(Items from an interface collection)
........

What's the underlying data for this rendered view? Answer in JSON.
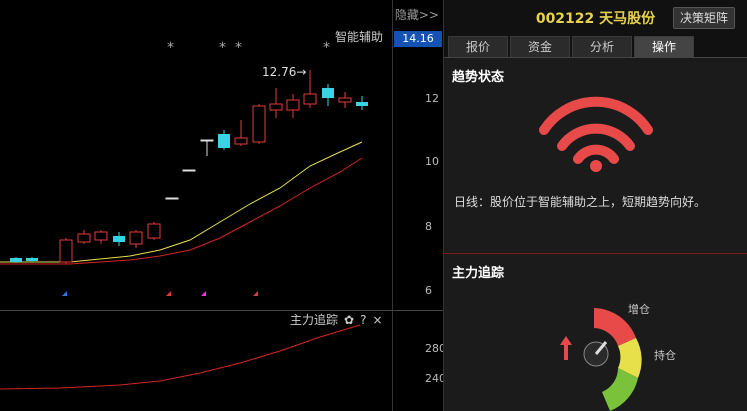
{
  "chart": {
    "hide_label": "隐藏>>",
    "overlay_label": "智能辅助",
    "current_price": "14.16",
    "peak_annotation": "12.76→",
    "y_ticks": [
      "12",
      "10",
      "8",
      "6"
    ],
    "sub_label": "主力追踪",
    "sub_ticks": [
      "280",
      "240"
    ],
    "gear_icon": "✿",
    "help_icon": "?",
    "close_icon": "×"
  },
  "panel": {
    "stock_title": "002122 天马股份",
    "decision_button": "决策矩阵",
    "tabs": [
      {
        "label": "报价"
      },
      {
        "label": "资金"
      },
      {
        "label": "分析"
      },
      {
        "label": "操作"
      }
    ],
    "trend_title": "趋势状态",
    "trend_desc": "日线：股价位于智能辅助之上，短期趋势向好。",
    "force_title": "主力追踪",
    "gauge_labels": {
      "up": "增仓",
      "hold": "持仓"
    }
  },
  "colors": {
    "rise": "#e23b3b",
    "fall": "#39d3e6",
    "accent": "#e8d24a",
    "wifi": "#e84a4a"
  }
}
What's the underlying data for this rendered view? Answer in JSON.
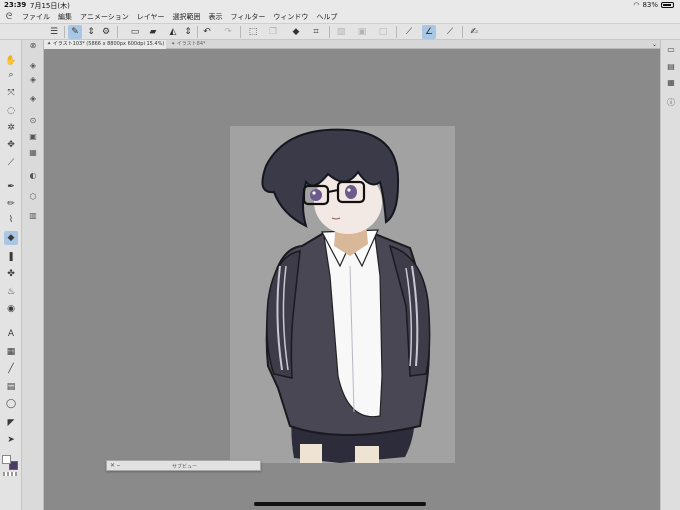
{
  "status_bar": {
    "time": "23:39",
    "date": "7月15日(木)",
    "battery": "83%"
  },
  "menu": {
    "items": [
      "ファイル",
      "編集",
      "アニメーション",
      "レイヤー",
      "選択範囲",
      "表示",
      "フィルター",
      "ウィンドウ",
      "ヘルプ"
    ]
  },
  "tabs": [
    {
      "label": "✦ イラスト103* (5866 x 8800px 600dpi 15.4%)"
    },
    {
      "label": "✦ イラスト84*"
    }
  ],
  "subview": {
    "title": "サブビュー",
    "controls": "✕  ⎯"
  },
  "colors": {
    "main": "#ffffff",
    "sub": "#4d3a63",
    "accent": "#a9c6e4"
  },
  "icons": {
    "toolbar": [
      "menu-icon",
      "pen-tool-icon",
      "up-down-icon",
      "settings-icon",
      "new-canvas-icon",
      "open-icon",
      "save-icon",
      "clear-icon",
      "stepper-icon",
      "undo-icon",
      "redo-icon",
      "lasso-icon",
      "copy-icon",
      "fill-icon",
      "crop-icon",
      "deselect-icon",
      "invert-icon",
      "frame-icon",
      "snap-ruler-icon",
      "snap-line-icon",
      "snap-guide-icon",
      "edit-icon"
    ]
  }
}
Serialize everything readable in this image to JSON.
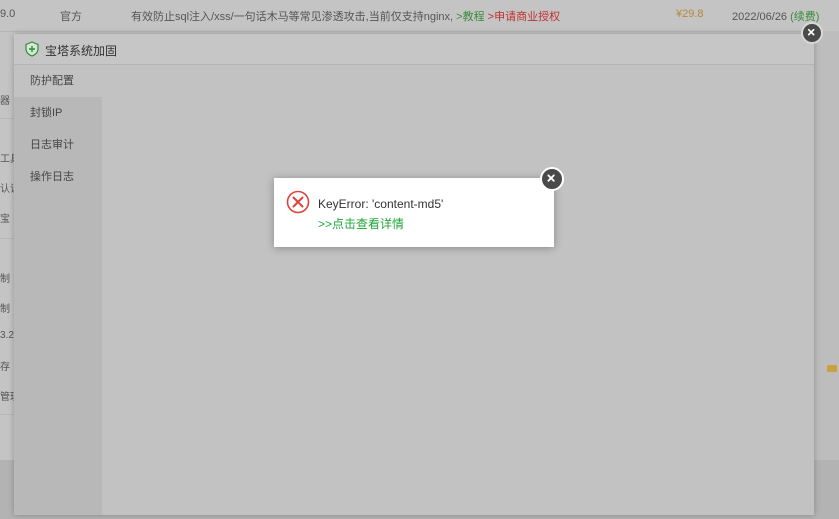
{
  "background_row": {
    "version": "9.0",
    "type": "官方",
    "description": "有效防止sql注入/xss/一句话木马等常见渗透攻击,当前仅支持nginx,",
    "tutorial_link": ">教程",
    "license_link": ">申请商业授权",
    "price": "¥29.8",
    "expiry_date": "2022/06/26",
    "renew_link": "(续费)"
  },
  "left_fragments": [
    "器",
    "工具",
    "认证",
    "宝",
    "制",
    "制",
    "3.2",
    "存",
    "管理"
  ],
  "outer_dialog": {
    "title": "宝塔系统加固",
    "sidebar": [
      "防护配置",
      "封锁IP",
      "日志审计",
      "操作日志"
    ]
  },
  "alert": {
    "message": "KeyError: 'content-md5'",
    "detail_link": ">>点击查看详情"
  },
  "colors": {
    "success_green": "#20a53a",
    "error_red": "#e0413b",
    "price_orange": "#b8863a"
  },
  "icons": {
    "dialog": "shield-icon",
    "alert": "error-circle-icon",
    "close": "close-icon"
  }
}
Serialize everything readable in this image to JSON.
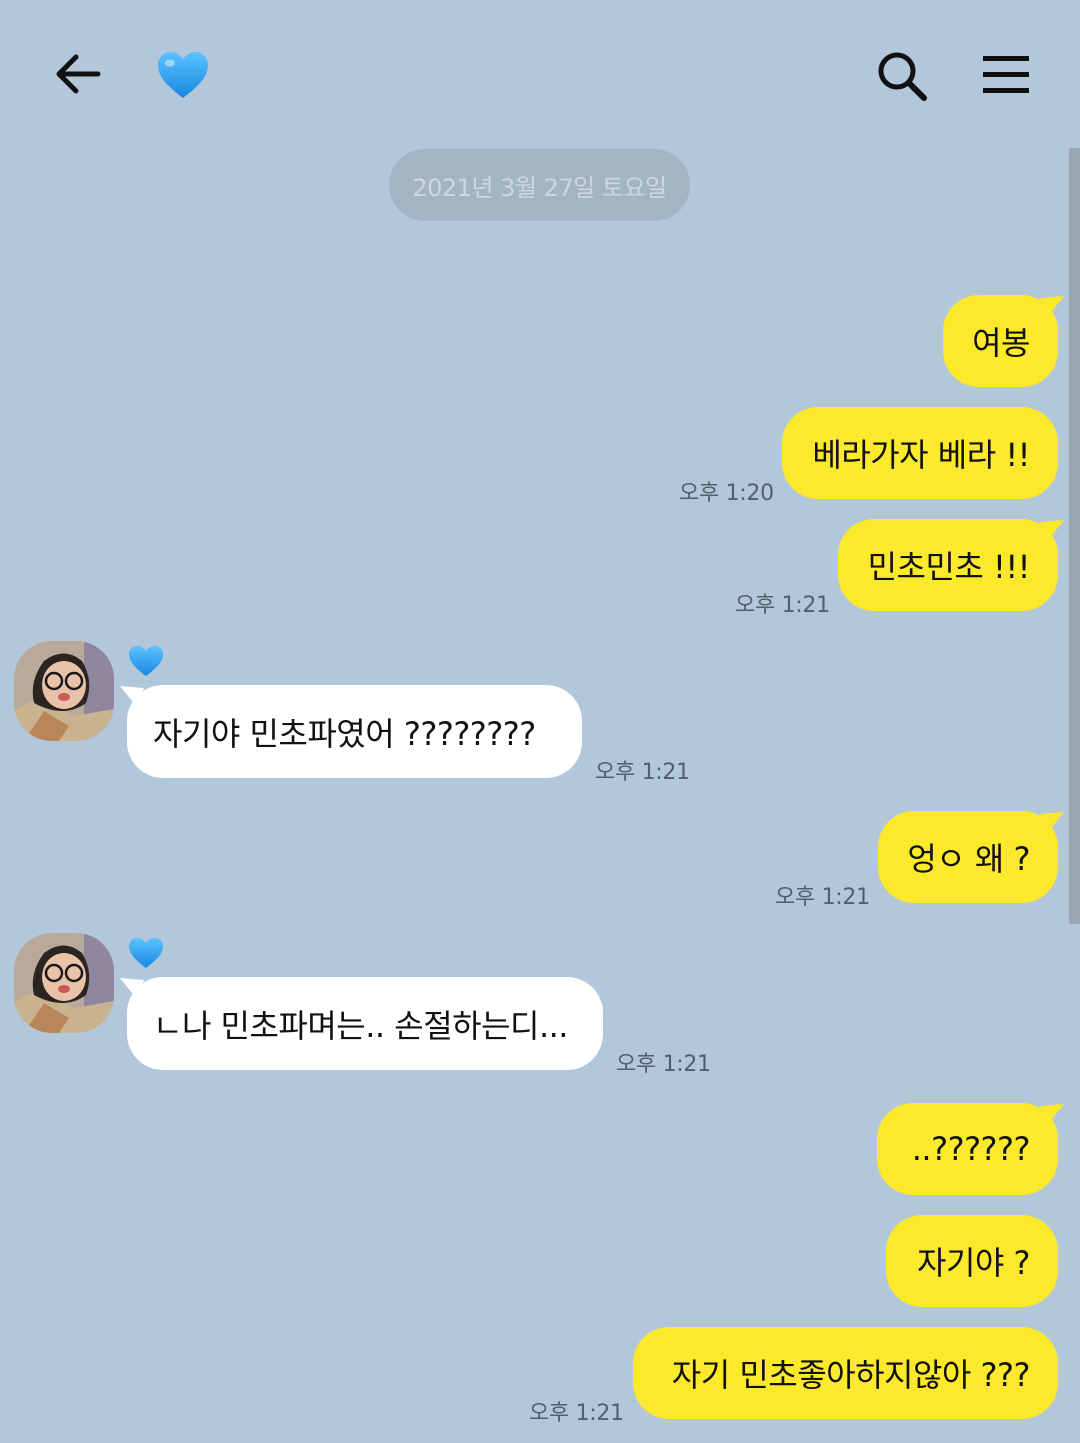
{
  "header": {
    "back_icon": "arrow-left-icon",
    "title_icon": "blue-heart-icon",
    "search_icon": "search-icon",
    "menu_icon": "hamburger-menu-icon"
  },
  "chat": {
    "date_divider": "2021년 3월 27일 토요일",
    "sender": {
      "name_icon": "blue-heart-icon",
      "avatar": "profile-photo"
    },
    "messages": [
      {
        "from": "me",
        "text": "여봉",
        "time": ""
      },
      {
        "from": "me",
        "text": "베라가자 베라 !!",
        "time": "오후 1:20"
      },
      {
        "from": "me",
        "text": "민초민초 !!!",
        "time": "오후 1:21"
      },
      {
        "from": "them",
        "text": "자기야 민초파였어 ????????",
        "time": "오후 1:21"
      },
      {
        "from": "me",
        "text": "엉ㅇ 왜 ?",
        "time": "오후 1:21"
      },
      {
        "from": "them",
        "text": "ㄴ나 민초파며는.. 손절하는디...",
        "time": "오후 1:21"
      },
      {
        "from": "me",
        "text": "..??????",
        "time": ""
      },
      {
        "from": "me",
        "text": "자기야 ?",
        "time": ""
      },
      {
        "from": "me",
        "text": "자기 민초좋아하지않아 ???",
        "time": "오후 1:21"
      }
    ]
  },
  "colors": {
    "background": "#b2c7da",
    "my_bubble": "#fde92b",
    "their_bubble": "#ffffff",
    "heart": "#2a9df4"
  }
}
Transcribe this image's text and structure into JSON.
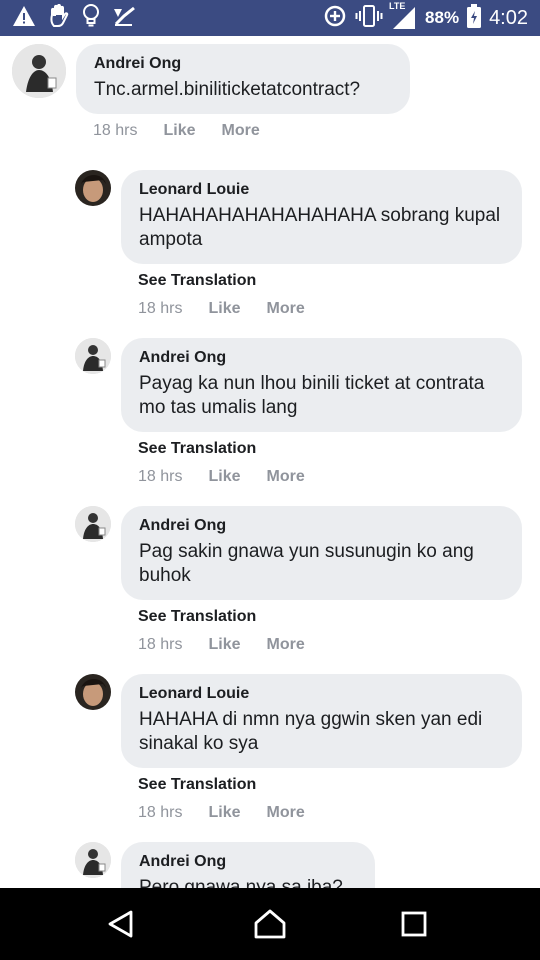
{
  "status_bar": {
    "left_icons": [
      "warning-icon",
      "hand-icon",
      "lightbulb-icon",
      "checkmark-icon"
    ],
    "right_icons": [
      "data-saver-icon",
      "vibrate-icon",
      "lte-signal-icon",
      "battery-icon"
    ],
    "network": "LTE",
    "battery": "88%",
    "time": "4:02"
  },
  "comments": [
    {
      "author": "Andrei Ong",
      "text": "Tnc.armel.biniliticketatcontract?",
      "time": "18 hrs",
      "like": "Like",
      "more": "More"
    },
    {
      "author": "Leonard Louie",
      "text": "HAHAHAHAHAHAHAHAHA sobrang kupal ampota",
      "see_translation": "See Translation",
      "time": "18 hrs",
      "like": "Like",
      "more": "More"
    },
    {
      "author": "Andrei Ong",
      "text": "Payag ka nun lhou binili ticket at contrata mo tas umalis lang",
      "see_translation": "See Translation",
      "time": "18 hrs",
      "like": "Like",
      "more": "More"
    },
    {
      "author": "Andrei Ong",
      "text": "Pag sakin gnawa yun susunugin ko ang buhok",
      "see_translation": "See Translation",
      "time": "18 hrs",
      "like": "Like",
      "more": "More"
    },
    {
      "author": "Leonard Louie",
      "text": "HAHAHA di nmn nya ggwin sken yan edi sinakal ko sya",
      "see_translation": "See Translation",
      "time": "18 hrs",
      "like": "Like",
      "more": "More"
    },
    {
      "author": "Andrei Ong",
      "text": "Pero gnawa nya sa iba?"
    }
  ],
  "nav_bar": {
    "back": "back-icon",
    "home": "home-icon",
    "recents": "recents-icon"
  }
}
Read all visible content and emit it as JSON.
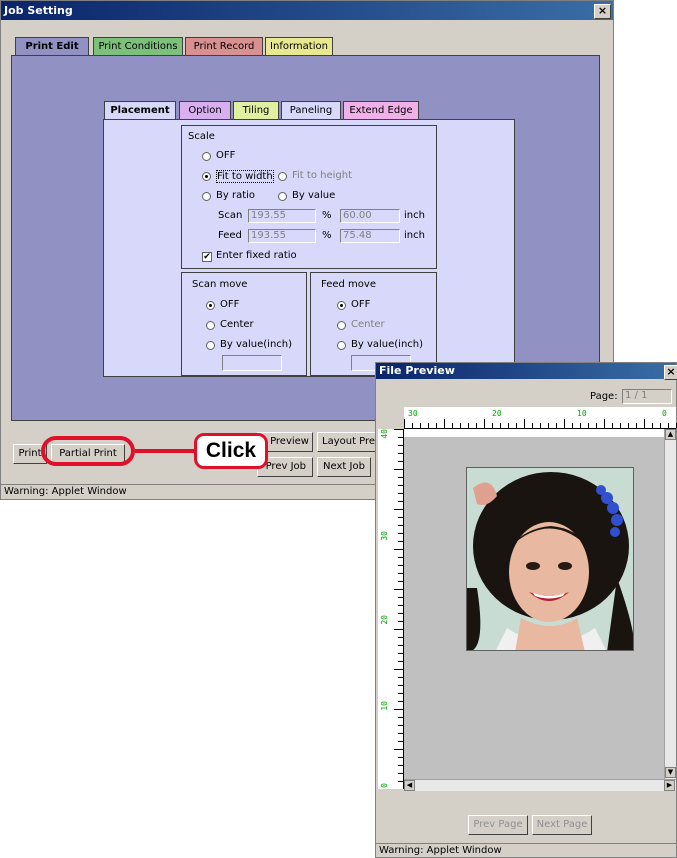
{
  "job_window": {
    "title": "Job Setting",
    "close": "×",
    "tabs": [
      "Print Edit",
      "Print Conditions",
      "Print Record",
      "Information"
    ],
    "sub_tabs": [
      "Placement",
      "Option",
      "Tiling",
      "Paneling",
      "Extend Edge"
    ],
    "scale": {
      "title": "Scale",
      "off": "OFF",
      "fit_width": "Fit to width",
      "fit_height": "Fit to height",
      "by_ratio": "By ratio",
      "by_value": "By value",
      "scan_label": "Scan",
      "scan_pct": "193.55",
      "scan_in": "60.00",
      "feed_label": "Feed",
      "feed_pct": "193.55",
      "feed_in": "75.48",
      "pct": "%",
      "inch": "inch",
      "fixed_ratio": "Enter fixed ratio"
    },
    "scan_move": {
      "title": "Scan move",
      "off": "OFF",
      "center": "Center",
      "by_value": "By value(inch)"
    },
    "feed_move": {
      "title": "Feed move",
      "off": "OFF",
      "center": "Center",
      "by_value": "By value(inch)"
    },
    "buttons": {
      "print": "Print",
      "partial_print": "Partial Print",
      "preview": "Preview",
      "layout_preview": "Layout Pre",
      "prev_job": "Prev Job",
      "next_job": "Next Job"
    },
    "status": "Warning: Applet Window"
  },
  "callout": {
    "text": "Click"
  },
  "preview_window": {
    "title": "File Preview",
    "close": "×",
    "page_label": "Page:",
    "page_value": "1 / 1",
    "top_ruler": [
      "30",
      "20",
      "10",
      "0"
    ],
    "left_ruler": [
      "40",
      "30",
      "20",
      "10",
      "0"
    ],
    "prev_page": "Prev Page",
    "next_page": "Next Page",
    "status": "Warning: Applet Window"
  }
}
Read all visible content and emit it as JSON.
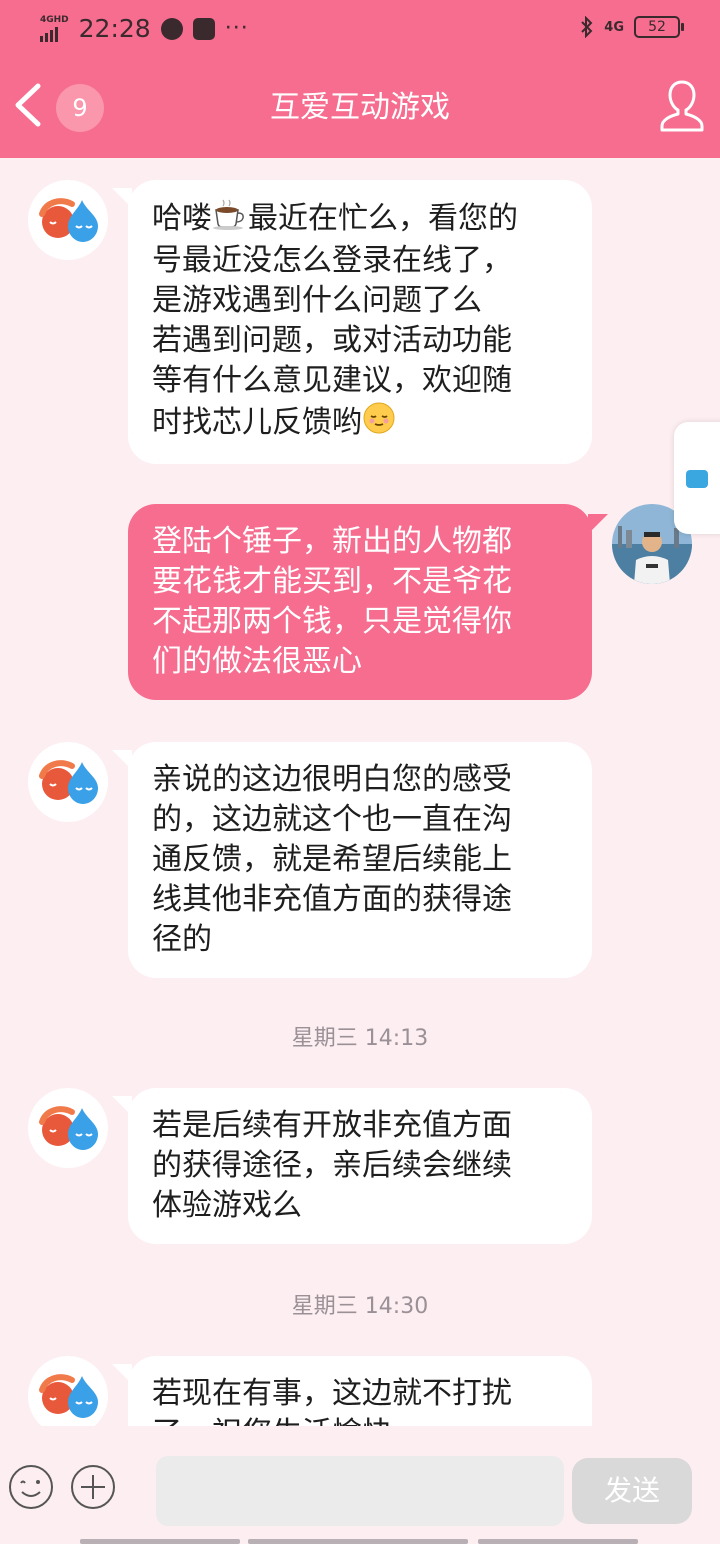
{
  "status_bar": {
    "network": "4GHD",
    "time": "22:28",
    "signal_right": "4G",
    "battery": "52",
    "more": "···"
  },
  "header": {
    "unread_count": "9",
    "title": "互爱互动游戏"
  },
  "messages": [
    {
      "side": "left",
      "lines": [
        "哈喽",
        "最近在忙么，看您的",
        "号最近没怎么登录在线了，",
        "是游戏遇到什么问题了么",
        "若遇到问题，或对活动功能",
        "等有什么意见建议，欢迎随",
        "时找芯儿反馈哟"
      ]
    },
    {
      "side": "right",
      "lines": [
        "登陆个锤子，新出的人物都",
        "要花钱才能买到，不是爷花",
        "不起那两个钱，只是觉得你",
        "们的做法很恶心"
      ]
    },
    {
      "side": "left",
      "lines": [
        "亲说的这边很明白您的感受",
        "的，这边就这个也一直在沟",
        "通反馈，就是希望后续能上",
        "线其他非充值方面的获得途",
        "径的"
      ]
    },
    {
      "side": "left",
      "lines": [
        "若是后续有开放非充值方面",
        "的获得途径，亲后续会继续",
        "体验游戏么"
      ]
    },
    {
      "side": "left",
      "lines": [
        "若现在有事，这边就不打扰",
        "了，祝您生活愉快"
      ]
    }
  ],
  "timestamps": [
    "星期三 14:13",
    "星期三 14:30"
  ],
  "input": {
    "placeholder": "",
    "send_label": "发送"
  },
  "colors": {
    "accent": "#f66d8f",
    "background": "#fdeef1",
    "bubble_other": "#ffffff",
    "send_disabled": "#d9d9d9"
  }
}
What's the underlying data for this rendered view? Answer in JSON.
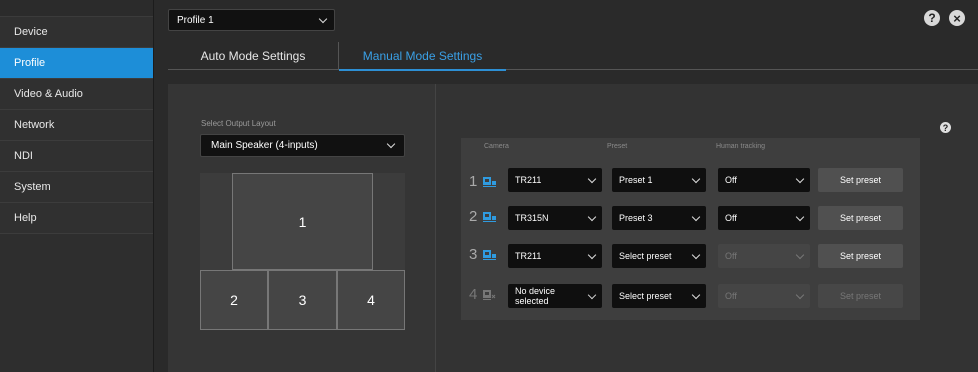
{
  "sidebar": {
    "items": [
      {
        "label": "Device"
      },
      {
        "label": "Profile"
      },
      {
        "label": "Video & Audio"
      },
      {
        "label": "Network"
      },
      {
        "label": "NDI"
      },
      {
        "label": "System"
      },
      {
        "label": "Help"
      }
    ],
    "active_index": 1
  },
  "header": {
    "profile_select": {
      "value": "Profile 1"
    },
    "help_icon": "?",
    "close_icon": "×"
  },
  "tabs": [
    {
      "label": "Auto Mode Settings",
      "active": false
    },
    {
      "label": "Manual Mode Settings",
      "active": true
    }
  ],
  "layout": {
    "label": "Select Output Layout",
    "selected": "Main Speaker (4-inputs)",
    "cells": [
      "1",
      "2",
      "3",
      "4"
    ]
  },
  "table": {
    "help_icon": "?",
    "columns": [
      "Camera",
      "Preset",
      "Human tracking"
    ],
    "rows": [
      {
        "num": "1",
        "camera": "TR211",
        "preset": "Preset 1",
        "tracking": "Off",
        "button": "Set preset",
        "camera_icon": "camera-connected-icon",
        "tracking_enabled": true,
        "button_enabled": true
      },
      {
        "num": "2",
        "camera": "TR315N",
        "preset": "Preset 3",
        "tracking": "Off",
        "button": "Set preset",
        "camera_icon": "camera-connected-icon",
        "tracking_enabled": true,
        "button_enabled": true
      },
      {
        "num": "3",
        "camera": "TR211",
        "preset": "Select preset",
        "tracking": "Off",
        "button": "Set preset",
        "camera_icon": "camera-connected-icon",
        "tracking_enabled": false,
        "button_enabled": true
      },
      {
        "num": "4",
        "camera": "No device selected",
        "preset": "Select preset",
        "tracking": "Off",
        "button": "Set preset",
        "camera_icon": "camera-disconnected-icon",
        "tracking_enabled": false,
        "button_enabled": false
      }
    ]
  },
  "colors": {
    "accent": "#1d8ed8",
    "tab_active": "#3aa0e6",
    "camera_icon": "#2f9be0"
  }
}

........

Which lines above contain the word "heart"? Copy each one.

    "title_icon": "blue-heart-icon",
      "name_icon": "blue-heart-icon",
    "heart": "#2a9df4"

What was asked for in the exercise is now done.